[[ Available data, beginning ]]

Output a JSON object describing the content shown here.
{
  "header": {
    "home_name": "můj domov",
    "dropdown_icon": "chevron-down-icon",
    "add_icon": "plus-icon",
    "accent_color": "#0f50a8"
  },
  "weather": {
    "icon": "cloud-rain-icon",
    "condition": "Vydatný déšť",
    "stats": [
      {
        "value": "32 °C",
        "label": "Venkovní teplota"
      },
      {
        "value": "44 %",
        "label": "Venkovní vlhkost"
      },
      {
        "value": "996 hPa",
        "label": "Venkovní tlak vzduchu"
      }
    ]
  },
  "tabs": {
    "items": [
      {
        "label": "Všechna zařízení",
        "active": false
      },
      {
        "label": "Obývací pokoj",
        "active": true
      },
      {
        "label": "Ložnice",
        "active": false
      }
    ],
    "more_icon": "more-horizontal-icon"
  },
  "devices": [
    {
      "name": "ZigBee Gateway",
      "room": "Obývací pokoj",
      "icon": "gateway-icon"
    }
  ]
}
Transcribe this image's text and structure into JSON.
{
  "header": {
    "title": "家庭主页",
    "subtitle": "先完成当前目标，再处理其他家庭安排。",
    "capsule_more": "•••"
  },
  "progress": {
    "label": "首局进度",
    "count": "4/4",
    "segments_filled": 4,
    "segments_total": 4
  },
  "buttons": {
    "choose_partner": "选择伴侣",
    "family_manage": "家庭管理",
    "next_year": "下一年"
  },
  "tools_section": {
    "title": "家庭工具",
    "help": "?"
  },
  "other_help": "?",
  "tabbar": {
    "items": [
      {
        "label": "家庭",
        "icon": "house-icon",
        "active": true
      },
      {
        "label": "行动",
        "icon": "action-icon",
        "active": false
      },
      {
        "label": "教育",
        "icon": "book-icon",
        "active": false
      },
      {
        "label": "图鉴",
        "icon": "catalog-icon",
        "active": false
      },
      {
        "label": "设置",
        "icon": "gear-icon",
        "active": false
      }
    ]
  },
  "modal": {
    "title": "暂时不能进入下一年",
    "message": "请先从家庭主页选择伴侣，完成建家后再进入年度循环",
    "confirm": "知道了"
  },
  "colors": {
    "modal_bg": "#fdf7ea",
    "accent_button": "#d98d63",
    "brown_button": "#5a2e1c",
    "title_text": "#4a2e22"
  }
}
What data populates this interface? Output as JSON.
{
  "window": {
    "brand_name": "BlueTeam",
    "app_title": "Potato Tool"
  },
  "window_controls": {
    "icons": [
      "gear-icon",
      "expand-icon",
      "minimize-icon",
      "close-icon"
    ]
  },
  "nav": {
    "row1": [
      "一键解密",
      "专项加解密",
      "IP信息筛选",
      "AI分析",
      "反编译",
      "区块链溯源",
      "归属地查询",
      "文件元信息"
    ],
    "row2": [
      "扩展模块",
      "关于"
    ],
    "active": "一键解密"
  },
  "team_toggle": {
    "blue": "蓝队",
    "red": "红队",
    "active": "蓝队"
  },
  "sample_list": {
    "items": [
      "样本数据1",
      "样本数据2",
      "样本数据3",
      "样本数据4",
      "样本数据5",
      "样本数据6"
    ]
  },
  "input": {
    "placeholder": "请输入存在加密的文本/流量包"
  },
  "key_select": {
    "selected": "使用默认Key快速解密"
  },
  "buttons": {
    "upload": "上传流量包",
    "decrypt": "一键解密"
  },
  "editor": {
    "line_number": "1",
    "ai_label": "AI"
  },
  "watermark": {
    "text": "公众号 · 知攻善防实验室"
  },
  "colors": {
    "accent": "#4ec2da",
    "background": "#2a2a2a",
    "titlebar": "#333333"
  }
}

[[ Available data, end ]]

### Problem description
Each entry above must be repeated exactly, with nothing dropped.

### Result for this task
Output a JSON object describing the content shown here.
{
  "header": {
    "home_name": "můj domov",
    "dropdown_icon": "chevron-down-icon",
    "add_icon": "plus-icon",
    "accent_color": "#0f50a8"
  },
  "weather": {
    "icon": "cloud-rain-icon",
    "condition": "Vydatný déšť",
    "stats": [
      {
        "value": "32 °C",
        "label": "Venkovní teplota"
      },
      {
        "value": "44 %",
        "label": "Venkovní vlhkost"
      },
      {
        "value": "996 hPa",
        "label": "Venkovní tlak vzduchu"
      }
    ]
  },
  "tabs": {
    "items": [
      {
        "label": "Všechna zařízení",
        "active": false
      },
      {
        "label": "Obývací pokoj",
        "active": true
      },
      {
        "label": "Ložnice",
        "active": false
      }
    ],
    "more_icon": "more-horizontal-icon"
  },
  "devices": [
    {
      "name": "ZigBee Gateway",
      "room": "Obývací pokoj",
      "icon": "gateway-icon"
    }
  ]
}
Transcribe this image's text and structure into JSON.
{
  "header": {
    "title": "家庭主页",
    "subtitle": "先完成当前目标，再处理其他家庭安排。",
    "capsule_more": "•••"
  },
  "progress": {
    "label": "首局进度",
    "count": "4/4",
    "segments_filled": 4,
    "segments_total": 4
  },
  "buttons": {
    "choose_partner": "选择伴侣",
    "family_manage": "家庭管理",
    "next_year": "下一年"
  },
  "tools_section": {
    "title": "家庭工具",
    "help": "?"
  },
  "other_help": "?",
  "tabbar": {
    "items": [
      {
        "label": "家庭",
        "icon": "house-icon",
        "active": true
      },
      {
        "label": "行动",
        "icon": "action-icon",
        "active": false
      },
      {
        "label": "教育",
        "icon": "book-icon",
        "active": false
      },
      {
        "label": "图鉴",
        "icon": "catalog-icon",
        "active": false
      },
      {
        "label": "设置",
        "icon": "gear-icon",
        "active": false
      }
    ]
  },
  "modal": {
    "title": "暂时不能进入下一年",
    "message": "请先从家庭主页选择伴侣，完成建家后再进入年度循环",
    "confirm": "知道了"
  },
  "colors": {
    "modal_bg": "#fdf7ea",
    "accent_button": "#d98d63",
    "brown_button": "#5a2e1c",
    "title_text": "#4a2e22"
  }
}
What data populates this interface? Output as JSON.
{
  "window": {
    "brand_name": "BlueTeam",
    "app_title": "Potato Tool"
  },
  "window_controls": {
    "icons": [
      "gear-icon",
      "expand-icon",
      "minimize-icon",
      "close-icon"
    ]
  },
  "nav": {
    "row1": [
      "一键解密",
      "专项加解密",
      "IP信息筛选",
      "AI分析",
      "反编译",
      "区块链溯源",
      "归属地查询",
      "文件元信息"
    ],
    "row2": [
      "扩展模块",
      "关于"
    ],
    "active": "一键解密"
  },
  "team_toggle": {
    "blue": "蓝队",
    "red": "红队",
    "active": "蓝队"
  },
  "sample_list": {
    "items": [
      "样本数据1",
      "样本数据2",
      "样本数据3",
      "样本数据4",
      "样本数据5",
      "样本数据6"
    ]
  },
  "input": {
    "placeholder": "请输入存在加密的文本/流量包"
  },
  "key_select": {
    "selected": "使用默认Key快速解密"
  },
  "buttons": {
    "upload": "上传流量包",
    "decrypt": "一键解密"
  },
  "editor": {
    "line_number": "1",
    "ai_label": "AI"
  },
  "watermark": {
    "text": "公众号 · 知攻善防实验室"
  },
  "colors": {
    "accent": "#4ec2da",
    "background": "#2a2a2a",
    "titlebar": "#333333"
  }
}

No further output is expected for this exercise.